▶ **RECORD SET**:
══════════

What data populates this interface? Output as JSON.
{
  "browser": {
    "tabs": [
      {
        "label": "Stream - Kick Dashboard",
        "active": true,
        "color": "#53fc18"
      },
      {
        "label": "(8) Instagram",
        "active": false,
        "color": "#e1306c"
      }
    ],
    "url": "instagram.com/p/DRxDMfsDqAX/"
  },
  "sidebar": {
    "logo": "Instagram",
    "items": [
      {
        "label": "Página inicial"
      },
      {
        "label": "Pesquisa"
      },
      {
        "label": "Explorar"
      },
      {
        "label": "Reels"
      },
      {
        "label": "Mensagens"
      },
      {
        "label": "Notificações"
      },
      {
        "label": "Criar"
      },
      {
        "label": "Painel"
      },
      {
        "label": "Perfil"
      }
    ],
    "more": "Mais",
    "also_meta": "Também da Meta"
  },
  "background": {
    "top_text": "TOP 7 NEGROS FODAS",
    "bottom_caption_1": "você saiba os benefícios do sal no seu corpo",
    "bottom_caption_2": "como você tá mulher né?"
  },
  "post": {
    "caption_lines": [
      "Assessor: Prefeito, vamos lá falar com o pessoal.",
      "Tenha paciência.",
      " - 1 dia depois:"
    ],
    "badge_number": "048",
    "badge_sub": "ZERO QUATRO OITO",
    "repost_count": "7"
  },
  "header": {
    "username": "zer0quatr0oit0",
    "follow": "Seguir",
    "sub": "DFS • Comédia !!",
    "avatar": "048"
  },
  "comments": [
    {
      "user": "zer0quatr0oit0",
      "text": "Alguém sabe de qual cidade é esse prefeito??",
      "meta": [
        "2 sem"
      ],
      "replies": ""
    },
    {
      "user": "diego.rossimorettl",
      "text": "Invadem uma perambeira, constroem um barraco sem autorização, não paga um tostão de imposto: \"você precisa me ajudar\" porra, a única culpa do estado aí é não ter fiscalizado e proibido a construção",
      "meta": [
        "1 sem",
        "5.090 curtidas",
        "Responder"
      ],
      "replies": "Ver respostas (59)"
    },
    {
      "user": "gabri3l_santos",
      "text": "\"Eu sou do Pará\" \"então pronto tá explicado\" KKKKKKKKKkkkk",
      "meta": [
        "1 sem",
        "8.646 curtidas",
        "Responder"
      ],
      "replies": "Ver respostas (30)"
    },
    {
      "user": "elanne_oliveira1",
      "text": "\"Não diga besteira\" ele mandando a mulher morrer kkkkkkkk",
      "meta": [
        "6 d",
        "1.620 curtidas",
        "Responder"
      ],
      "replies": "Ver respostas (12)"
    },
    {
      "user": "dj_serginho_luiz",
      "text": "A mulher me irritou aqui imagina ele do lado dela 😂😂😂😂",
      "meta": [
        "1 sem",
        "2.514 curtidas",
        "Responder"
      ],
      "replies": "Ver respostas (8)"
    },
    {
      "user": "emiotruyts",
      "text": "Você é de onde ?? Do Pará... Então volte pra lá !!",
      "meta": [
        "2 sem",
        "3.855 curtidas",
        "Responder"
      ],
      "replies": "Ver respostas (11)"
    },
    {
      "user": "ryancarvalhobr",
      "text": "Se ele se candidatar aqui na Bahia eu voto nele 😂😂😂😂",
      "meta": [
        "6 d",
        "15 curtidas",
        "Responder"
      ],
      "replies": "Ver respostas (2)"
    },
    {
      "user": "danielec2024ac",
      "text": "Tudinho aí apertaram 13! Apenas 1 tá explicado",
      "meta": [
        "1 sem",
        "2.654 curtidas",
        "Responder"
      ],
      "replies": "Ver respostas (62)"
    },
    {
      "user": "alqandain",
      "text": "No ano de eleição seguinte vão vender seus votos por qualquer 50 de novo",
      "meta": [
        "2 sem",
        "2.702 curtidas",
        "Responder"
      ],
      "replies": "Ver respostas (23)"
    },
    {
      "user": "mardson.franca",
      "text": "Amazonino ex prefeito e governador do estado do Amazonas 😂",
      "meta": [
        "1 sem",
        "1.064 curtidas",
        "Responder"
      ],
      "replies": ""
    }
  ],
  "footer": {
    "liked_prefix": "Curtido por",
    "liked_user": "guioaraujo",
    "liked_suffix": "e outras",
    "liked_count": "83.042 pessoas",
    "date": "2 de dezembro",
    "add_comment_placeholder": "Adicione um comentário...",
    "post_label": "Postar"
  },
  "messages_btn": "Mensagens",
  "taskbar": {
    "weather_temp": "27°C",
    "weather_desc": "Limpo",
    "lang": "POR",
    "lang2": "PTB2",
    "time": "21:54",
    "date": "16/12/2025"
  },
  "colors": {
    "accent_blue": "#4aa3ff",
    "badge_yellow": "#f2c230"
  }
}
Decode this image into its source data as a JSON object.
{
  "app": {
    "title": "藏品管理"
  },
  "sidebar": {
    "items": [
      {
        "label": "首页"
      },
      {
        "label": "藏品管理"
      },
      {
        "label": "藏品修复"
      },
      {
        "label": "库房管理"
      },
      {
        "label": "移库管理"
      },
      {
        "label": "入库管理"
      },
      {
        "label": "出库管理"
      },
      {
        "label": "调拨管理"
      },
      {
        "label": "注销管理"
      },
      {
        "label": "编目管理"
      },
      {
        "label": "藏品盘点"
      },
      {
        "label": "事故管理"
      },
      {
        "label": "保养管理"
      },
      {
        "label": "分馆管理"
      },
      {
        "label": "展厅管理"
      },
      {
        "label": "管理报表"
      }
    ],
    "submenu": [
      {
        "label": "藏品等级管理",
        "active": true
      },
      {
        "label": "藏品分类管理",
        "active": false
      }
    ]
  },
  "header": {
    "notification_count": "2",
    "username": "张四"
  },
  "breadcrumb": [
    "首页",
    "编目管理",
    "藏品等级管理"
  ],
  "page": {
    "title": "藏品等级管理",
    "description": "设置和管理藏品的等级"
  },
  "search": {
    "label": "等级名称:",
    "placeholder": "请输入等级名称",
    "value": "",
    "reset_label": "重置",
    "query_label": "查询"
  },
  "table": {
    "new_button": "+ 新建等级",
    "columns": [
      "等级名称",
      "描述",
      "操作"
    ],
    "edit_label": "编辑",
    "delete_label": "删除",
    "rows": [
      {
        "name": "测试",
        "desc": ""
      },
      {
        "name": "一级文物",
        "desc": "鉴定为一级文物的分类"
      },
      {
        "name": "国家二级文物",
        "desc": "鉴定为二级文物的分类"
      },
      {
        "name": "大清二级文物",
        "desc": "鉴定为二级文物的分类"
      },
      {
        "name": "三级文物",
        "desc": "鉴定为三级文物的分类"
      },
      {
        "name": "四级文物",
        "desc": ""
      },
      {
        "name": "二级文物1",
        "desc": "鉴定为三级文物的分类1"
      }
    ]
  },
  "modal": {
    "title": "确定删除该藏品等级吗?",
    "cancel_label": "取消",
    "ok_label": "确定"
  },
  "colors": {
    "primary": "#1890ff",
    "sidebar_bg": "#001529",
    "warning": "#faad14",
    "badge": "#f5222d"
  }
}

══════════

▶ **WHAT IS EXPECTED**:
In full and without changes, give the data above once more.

▶ **EXPECTED ANSWER**:
What data populates this interface? Output as JSON.
{
  "browser": {
    "tabs": [
      {
        "label": "Stream - Kick Dashboard",
        "active": true,
        "color": "#53fc18"
      },
      {
        "label": "(8) Instagram",
        "active": false,
        "color": "#e1306c"
      }
    ],
    "url": "instagram.com/p/DRxDMfsDqAX/"
  },
  "sidebar": {
    "logo": "Instagram",
    "items": [
      {
        "label": "Página inicial"
      },
      {
        "label": "Pesquisa"
      },
      {
        "label": "Explorar"
      },
      {
        "label": "Reels"
      },
      {
        "label": "Mensagens"
      },
      {
        "label": "Notificações"
      },
      {
        "label": "Criar"
      },
      {
        "label": "Painel"
      },
      {
        "label": "Perfil"
      }
    ],
    "more": "Mais",
    "also_meta": "Também da Meta"
  },
  "background": {
    "top_text": "TOP 7 NEGROS FODAS",
    "bottom_caption_1": "você saiba os benefícios do sal no seu corpo",
    "bottom_caption_2": "como você tá mulher né?"
  },
  "post": {
    "caption_lines": [
      "Assessor: Prefeito, vamos lá falar com o pessoal.",
      "Tenha paciência.",
      " - 1 dia depois:"
    ],
    "badge_number": "048",
    "badge_sub": "ZERO QUATRO OITO",
    "repost_count": "7"
  },
  "header": {
    "username": "zer0quatr0oit0",
    "follow": "Seguir",
    "sub": "DFS • Comédia !!",
    "avatar": "048"
  },
  "comments": [
    {
      "user": "zer0quatr0oit0",
      "text": "Alguém sabe de qual cidade é esse prefeito??",
      "meta": [
        "2 sem"
      ],
      "replies": ""
    },
    {
      "user": "diego.rossimorettl",
      "text": "Invadem uma perambeira, constroem um barraco sem autorização, não paga um tostão de imposto: \"você precisa me ajudar\" porra, a única culpa do estado aí é não ter fiscalizado e proibido a construção",
      "meta": [
        "1 sem",
        "5.090 curtidas",
        "Responder"
      ],
      "replies": "Ver respostas (59)"
    },
    {
      "user": "gabri3l_santos",
      "text": "\"Eu sou do Pará\" \"então pronto tá explicado\" KKKKKKKKKkkkk",
      "meta": [
        "1 sem",
        "8.646 curtidas",
        "Responder"
      ],
      "replies": "Ver respostas (30)"
    },
    {
      "user": "elanne_oliveira1",
      "text": "\"Não diga besteira\" ele mandando a mulher morrer kkkkkkkk",
      "meta": [
        "6 d",
        "1.620 curtidas",
        "Responder"
      ],
      "replies": "Ver respostas (12)"
    },
    {
      "user": "dj_serginho_luiz",
      "text": "A mulher me irritou aqui imagina ele do lado dela 😂😂😂😂",
      "meta": [
        "1 sem",
        "2.514 curtidas",
        "Responder"
      ],
      "replies": "Ver respostas (8)"
    },
    {
      "user": "emiotruyts",
      "text": "Você é de onde ?? Do Pará... Então volte pra lá !!",
      "meta": [
        "2 sem",
        "3.855 curtidas",
        "Responder"
      ],
      "replies": "Ver respostas (11)"
    },
    {
      "user": "ryancarvalhobr",
      "text": "Se ele se candidatar aqui na Bahia eu voto nele 😂😂😂😂",
      "meta": [
        "6 d",
        "15 curtidas",
        "Responder"
      ],
      "replies": "Ver respostas (2)"
    },
    {
      "user": "danielec2024ac",
      "text": "Tudinho aí apertaram 13! Apenas 1 tá explicado",
      "meta": [
        "1 sem",
        "2.654 curtidas",
        "Responder"
      ],
      "replies": "Ver respostas (62)"
    },
    {
      "user": "alqandain",
      "text": "No ano de eleição seguinte vão vender seus votos por qualquer 50 de novo",
      "meta": [
        "2 sem",
        "2.702 curtidas",
        "Responder"
      ],
      "replies": "Ver respostas (23)"
    },
    {
      "user": "mardson.franca",
      "text": "Amazonino ex prefeito e governador do estado do Amazonas 😂",
      "meta": [
        "1 sem",
        "1.064 curtidas",
        "Responder"
      ],
      "replies": ""
    }
  ],
  "footer": {
    "liked_prefix": "Curtido por",
    "liked_user": "guioaraujo",
    "liked_suffix": "e outras",
    "liked_count": "83.042 pessoas",
    "date": "2 de dezembro",
    "add_comment_placeholder": "Adicione um comentário...",
    "post_label": "Postar"
  },
  "messages_btn": "Mensagens",
  "taskbar": {
    "weather_temp": "27°C",
    "weather_desc": "Limpo",
    "lang": "POR",
    "lang2": "PTB2",
    "time": "21:54",
    "date": "16/12/2025"
  },
  "colors": {
    "accent_blue": "#4aa3ff",
    "badge_yellow": "#f2c230"
  }
}
Decode this image into its source data as a JSON object.
{
  "app": {
    "title": "藏品管理"
  },
  "sidebar": {
    "items": [
      {
        "label": "首页"
      },
      {
        "label": "藏品管理"
      },
      {
        "label": "藏品修复"
      },
      {
        "label": "库房管理"
      },
      {
        "label": "移库管理"
      },
      {
        "label": "入库管理"
      },
      {
        "label": "出库管理"
      },
      {
        "label": "调拨管理"
      },
      {
        "label": "注销管理"
      },
      {
        "label": "编目管理"
      },
      {
        "label": "藏品盘点"
      },
      {
        "label": "事故管理"
      },
      {
        "label": "保养管理"
      },
      {
        "label": "分馆管理"
      },
      {
        "label": "展厅管理"
      },
      {
        "label": "管理报表"
      }
    ],
    "submenu": [
      {
        "label": "藏品等级管理",
        "active": true
      },
      {
        "label": "藏品分类管理",
        "active": false
      }
    ]
  },
  "header": {
    "notification_count": "2",
    "username": "张四"
  },
  "breadcrumb": [
    "首页",
    "编目管理",
    "藏品等级管理"
  ],
  "page": {
    "title": "藏品等级管理",
    "description": "设置和管理藏品的等级"
  },
  "search": {
    "label": "等级名称:",
    "placeholder": "请输入等级名称",
    "value": "",
    "reset_label": "重置",
    "query_label": "查询"
  },
  "table": {
    "new_button": "+ 新建等级",
    "columns": [
      "等级名称",
      "描述",
      "操作"
    ],
    "edit_label": "编辑",
    "delete_label": "删除",
    "rows": [
      {
        "name": "测试",
        "desc": ""
      },
      {
        "name": "一级文物",
        "desc": "鉴定为一级文物的分类"
      },
      {
        "name": "国家二级文物",
        "desc": "鉴定为二级文物的分类"
      },
      {
        "name": "大清二级文物",
        "desc": "鉴定为二级文物的分类"
      },
      {
        "name": "三级文物",
        "desc": "鉴定为三级文物的分类"
      },
      {
        "name": "四级文物",
        "desc": ""
      },
      {
        "name": "二级文物1",
        "desc": "鉴定为三级文物的分类1"
      }
    ]
  },
  "modal": {
    "title": "确定删除该藏品等级吗?",
    "cancel_label": "取消",
    "ok_label": "确定"
  },
  "colors": {
    "primary": "#1890ff",
    "sidebar_bg": "#001529",
    "warning": "#faad14",
    "badge": "#f5222d"
  }
}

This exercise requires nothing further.